##### INPUT FOR THIS TASK #####
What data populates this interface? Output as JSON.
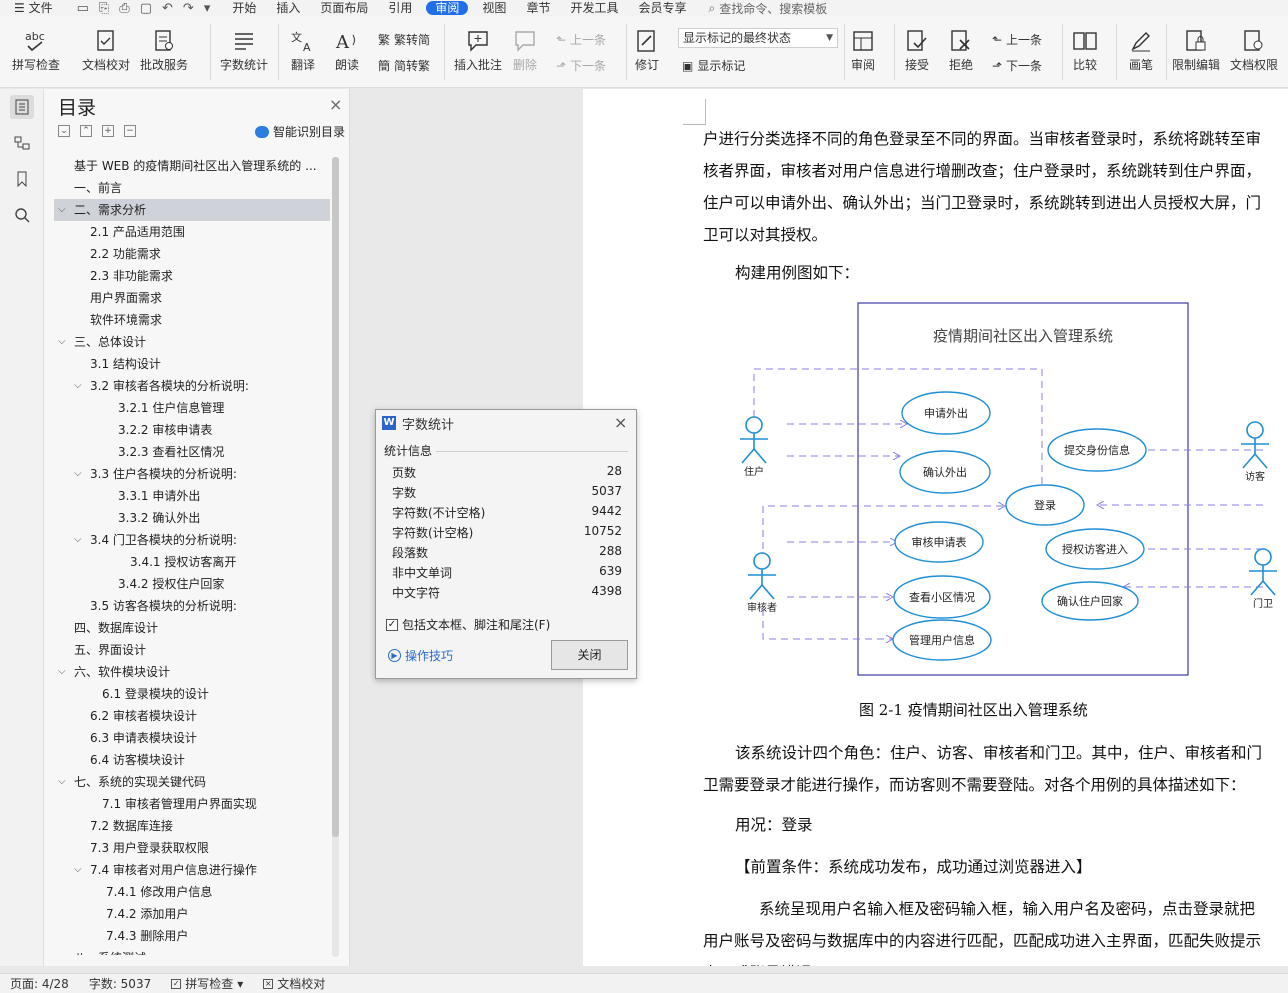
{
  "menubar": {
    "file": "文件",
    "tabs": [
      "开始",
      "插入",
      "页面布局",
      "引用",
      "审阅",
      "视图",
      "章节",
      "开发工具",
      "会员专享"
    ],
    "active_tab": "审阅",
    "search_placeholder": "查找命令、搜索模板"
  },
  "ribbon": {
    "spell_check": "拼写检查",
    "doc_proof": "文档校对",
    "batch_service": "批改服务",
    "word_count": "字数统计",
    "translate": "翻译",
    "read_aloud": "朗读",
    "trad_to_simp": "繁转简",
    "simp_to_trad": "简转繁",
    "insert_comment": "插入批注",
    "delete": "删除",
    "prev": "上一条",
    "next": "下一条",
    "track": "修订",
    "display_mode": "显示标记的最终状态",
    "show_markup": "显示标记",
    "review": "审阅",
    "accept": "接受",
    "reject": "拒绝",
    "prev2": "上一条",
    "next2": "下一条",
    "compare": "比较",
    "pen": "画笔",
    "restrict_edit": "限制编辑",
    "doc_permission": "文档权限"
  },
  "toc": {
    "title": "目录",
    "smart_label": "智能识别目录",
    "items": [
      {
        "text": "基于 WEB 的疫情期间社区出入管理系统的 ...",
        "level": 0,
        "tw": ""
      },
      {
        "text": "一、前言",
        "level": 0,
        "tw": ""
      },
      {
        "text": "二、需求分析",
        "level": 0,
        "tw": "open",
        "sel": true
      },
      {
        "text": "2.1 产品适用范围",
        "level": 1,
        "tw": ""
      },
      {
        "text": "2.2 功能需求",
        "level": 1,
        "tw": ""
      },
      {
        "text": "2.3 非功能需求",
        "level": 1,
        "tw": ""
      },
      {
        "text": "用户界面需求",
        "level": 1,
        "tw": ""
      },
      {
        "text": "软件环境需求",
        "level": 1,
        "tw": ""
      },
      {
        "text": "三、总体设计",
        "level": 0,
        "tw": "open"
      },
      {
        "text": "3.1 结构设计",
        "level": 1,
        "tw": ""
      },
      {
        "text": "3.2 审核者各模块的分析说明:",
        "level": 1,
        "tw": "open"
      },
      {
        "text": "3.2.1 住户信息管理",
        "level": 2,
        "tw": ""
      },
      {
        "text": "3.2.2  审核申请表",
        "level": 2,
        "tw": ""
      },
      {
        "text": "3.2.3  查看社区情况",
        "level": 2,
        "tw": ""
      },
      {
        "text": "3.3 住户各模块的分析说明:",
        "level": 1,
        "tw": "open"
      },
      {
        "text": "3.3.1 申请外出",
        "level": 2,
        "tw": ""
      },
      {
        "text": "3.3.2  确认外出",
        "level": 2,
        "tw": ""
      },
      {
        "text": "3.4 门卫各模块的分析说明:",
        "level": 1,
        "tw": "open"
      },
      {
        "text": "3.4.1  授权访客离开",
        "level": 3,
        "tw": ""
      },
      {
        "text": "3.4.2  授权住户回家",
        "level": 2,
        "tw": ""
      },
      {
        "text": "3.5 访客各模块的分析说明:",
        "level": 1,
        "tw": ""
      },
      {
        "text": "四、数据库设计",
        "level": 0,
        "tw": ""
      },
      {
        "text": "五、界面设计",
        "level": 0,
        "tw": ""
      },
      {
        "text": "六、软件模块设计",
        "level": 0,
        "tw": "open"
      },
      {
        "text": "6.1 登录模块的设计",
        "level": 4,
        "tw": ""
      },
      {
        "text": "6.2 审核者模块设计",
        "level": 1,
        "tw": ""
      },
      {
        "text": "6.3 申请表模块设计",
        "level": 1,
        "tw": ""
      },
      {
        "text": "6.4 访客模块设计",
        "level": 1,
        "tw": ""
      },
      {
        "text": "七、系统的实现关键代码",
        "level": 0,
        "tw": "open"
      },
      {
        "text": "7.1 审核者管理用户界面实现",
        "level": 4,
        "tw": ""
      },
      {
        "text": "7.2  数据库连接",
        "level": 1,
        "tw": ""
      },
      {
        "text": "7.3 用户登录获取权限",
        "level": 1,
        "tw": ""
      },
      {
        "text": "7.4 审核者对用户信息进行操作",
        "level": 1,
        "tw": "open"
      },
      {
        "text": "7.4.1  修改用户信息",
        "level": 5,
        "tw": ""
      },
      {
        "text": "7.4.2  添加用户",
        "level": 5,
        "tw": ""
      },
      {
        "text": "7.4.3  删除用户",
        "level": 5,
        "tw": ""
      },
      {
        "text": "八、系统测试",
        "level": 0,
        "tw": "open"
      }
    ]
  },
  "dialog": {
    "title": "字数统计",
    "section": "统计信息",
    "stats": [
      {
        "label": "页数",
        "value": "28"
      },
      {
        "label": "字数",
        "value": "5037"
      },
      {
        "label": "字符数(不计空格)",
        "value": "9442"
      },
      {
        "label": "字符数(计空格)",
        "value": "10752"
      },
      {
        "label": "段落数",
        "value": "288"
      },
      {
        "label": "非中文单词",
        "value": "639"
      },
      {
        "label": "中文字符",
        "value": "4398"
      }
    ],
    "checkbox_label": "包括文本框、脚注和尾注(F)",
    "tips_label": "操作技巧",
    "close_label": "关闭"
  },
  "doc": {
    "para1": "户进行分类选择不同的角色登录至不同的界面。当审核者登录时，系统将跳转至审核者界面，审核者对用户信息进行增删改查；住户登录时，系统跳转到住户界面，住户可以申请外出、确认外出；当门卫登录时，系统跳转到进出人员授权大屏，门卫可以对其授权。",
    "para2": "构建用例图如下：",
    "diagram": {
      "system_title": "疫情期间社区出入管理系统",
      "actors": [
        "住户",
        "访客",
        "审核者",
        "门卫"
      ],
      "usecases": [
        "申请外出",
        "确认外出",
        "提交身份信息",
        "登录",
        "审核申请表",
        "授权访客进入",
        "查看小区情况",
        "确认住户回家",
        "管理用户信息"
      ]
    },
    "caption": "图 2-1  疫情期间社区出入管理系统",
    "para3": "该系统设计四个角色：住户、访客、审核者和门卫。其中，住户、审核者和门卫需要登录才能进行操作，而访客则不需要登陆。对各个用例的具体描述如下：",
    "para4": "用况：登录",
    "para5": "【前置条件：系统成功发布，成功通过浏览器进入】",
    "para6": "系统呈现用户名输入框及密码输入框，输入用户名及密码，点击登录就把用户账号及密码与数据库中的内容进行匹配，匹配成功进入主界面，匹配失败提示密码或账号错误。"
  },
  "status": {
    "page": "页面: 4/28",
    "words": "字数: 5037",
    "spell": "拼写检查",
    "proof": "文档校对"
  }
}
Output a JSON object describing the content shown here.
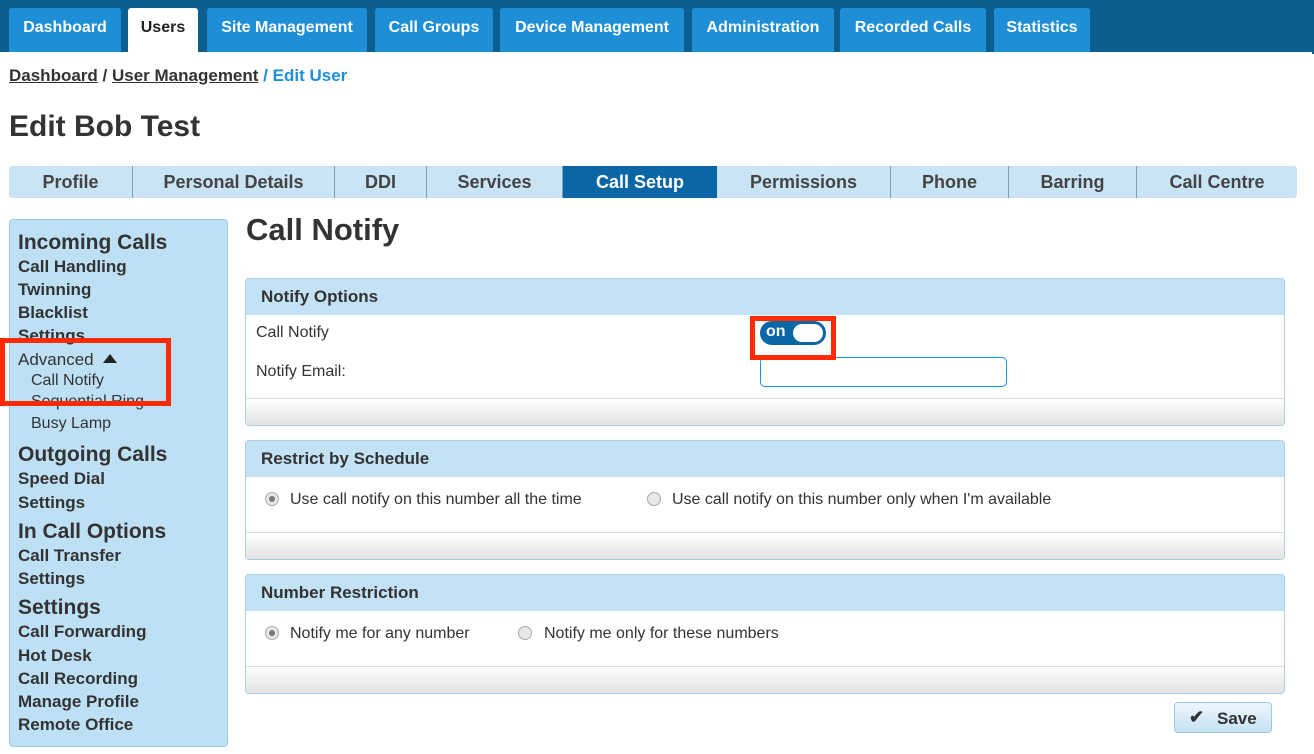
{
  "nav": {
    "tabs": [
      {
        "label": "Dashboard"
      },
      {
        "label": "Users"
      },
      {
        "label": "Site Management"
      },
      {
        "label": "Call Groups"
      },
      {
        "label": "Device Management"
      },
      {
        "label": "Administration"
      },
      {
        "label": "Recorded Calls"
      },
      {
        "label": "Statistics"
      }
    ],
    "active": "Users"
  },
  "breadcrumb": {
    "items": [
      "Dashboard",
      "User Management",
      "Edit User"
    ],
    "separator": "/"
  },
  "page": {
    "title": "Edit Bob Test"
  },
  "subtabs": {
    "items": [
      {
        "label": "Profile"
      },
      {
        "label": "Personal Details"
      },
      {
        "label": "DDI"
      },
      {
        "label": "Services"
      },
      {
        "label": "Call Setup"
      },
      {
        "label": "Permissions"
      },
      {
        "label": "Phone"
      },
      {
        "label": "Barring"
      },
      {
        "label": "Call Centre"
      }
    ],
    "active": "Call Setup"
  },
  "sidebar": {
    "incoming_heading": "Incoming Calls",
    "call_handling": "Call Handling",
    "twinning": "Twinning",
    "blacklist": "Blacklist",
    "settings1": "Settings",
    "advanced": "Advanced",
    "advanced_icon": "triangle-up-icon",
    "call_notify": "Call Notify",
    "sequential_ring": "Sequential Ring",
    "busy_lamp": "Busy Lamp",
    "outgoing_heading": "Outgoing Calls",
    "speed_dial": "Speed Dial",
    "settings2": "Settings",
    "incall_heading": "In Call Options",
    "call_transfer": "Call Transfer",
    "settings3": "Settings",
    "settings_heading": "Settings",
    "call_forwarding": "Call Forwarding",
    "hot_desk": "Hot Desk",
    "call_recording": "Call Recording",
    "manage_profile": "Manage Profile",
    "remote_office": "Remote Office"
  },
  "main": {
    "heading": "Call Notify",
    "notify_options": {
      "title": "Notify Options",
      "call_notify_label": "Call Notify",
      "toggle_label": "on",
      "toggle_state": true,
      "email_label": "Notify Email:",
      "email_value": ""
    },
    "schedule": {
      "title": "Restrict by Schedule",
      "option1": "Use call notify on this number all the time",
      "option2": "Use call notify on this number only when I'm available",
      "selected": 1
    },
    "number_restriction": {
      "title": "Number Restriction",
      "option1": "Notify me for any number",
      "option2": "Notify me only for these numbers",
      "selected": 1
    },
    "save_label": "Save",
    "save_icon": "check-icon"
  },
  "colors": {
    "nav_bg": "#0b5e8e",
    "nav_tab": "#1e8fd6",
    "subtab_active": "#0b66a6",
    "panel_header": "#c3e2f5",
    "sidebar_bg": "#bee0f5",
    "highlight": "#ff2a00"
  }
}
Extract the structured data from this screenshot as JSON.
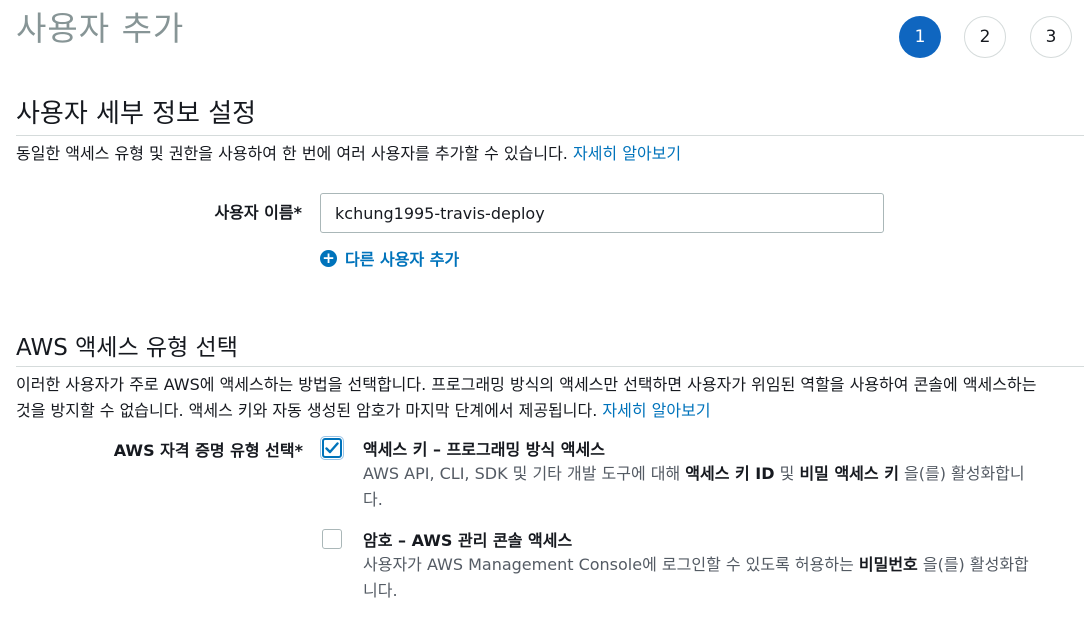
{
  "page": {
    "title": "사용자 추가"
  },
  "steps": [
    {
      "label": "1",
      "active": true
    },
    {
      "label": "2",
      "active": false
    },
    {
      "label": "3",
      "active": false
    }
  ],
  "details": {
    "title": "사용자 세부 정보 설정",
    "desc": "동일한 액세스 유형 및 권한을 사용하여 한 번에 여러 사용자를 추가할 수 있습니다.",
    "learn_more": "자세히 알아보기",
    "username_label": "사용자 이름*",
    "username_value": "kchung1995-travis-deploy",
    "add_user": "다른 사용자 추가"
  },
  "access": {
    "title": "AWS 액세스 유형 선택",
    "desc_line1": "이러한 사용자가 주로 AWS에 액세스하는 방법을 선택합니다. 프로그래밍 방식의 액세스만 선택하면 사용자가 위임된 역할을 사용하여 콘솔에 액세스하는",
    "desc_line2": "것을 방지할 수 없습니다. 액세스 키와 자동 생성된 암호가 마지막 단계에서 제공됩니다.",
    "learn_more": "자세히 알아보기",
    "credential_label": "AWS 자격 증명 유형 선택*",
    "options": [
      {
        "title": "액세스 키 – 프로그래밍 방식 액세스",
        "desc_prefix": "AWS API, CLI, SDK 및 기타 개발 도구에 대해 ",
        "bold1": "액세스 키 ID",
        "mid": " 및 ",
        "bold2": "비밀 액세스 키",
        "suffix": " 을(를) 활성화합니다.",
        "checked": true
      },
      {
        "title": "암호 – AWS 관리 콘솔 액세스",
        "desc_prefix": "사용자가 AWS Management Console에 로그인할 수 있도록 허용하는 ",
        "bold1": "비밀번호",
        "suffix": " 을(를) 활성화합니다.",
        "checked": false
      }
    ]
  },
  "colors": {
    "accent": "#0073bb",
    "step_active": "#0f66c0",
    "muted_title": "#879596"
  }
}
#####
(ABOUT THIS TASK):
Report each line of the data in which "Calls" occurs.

(RESULT OF THE EXERCISE):
        "label": "Recorded Calls"
    "incoming_heading": "Incoming Calls",
    "outgoing_heading": "Outgoing Calls",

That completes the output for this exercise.